§ WORK ITEM
Go through the lines below and copy any that hold the string "Serviços".
(EXTRACTED DATA begins)
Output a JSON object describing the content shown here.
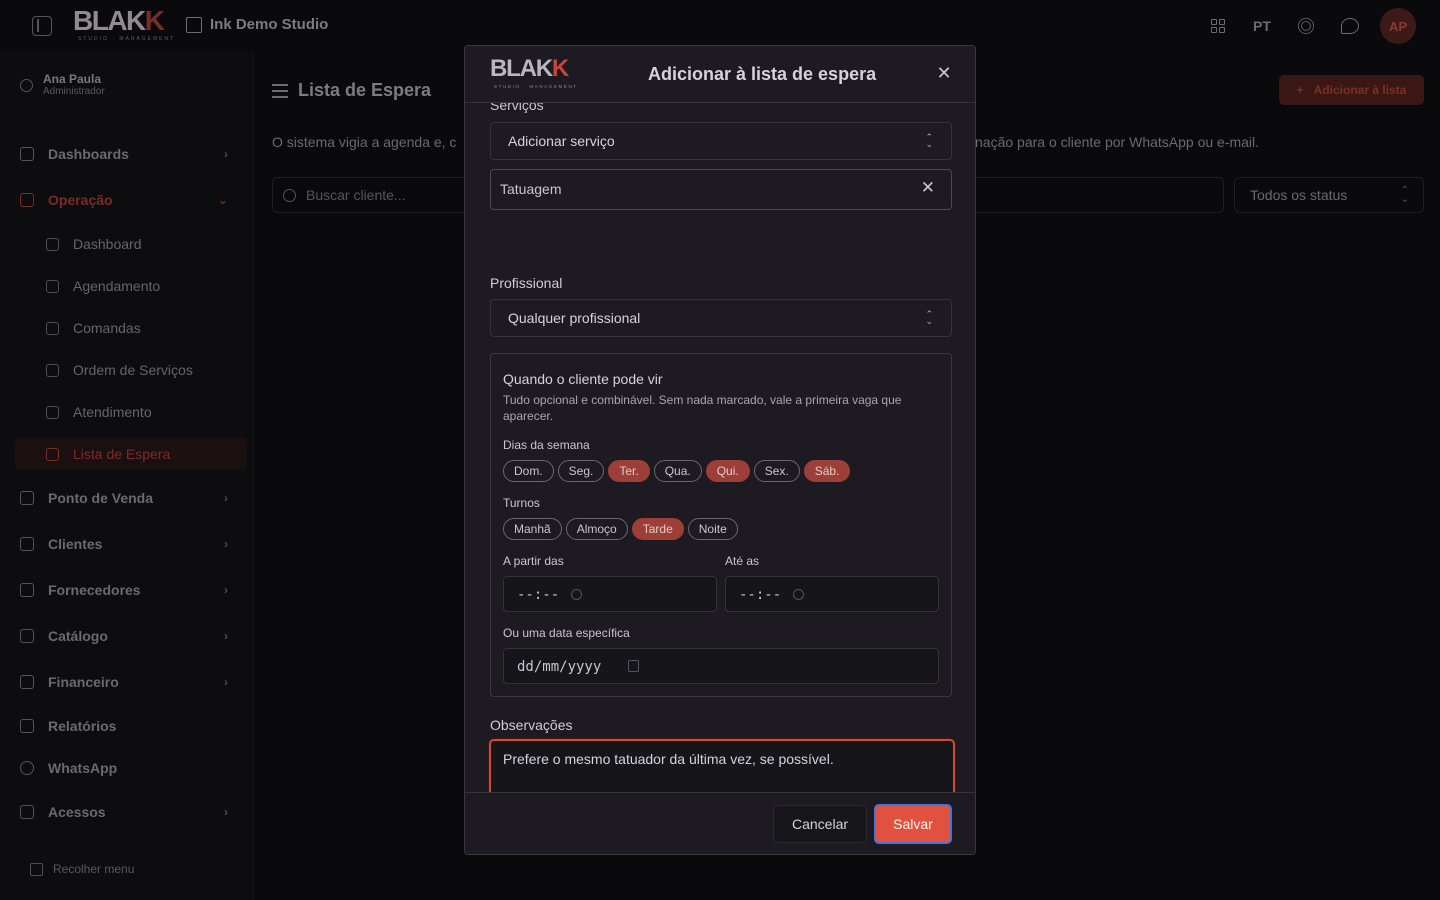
{
  "topbar": {
    "logo": "BLAK",
    "logo_k": "K",
    "logo_sub": "STUDIO · MANAGEMENT",
    "studio_name": "Ink Demo Studio",
    "lang": "PT",
    "avatar": "AP"
  },
  "sidebar": {
    "user_name": "Ana Paula",
    "user_role": "Administrador",
    "items": [
      {
        "label": "Dashboards"
      },
      {
        "label": "Operação"
      },
      {
        "label": "Ponto de Venda"
      },
      {
        "label": "Clientes"
      },
      {
        "label": "Fornecedores"
      },
      {
        "label": "Catálogo"
      },
      {
        "label": "Financeiro"
      },
      {
        "label": "Relatórios"
      },
      {
        "label": "WhatsApp"
      },
      {
        "label": "Acessos"
      }
    ],
    "sub_items": [
      {
        "label": "Dashboard"
      },
      {
        "label": "Agendamento"
      },
      {
        "label": "Comandas"
      },
      {
        "label": "Ordem de Serviços"
      },
      {
        "label": "Atendimento"
      },
      {
        "label": "Lista de Espera"
      }
    ],
    "collapse_label": "Recolher menu"
  },
  "main": {
    "title": "Lista de Espera",
    "add_button": "Adicionar à lista",
    "description_left": "O sistema vigia a agenda e, c",
    "description_right": "nação para o cliente por WhatsApp ou e-mail.",
    "search_placeholder": "Buscar cliente...",
    "status_filter": "Todos os status"
  },
  "modal": {
    "title": "Adicionar à lista de espera",
    "services_label": "Serviços",
    "service_select": "Adicionar serviço",
    "selected_service": "Tatuagem",
    "professional_label": "Profissional",
    "professional_select": "Qualquer profissional",
    "when": {
      "title": "Quando o cliente pode vir",
      "description": "Tudo opcional e combinável. Sem nada marcado, vale a primeira vaga que aparecer.",
      "days_label": "Dias da semana",
      "days": [
        {
          "label": "Dom.",
          "selected": false
        },
        {
          "label": "Seg.",
          "selected": false
        },
        {
          "label": "Ter.",
          "selected": true
        },
        {
          "label": "Qua.",
          "selected": false
        },
        {
          "label": "Qui.",
          "selected": true
        },
        {
          "label": "Sex.",
          "selected": false
        },
        {
          "label": "Sáb.",
          "selected": true
        }
      ],
      "shifts_label": "Turnos",
      "shifts": [
        {
          "label": "Manhã",
          "selected": false
        },
        {
          "label": "Almoço",
          "selected": false
        },
        {
          "label": "Tarde",
          "selected": true
        },
        {
          "label": "Noite",
          "selected": false
        }
      ],
      "from_label": "A partir das",
      "from_value": "--:--",
      "until_label": "Até as",
      "until_value": "--:--",
      "date_label": "Ou uma data específica",
      "date_value": "dd/mm/yyyy"
    },
    "notes_label": "Observações",
    "notes_value": "Prefere o mesmo tatuador da última vez, se possível.",
    "cancel_button": "Cancelar",
    "save_button": "Salvar"
  },
  "colors": {
    "accent": "#e0523f",
    "chip_selected": "#9c3f38",
    "focus_ring": "#4a73d6"
  }
}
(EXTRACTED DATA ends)
§ SOLVED PROBLEM
        "label": "Ordem de Serviços"
    "services_label": "Serviços",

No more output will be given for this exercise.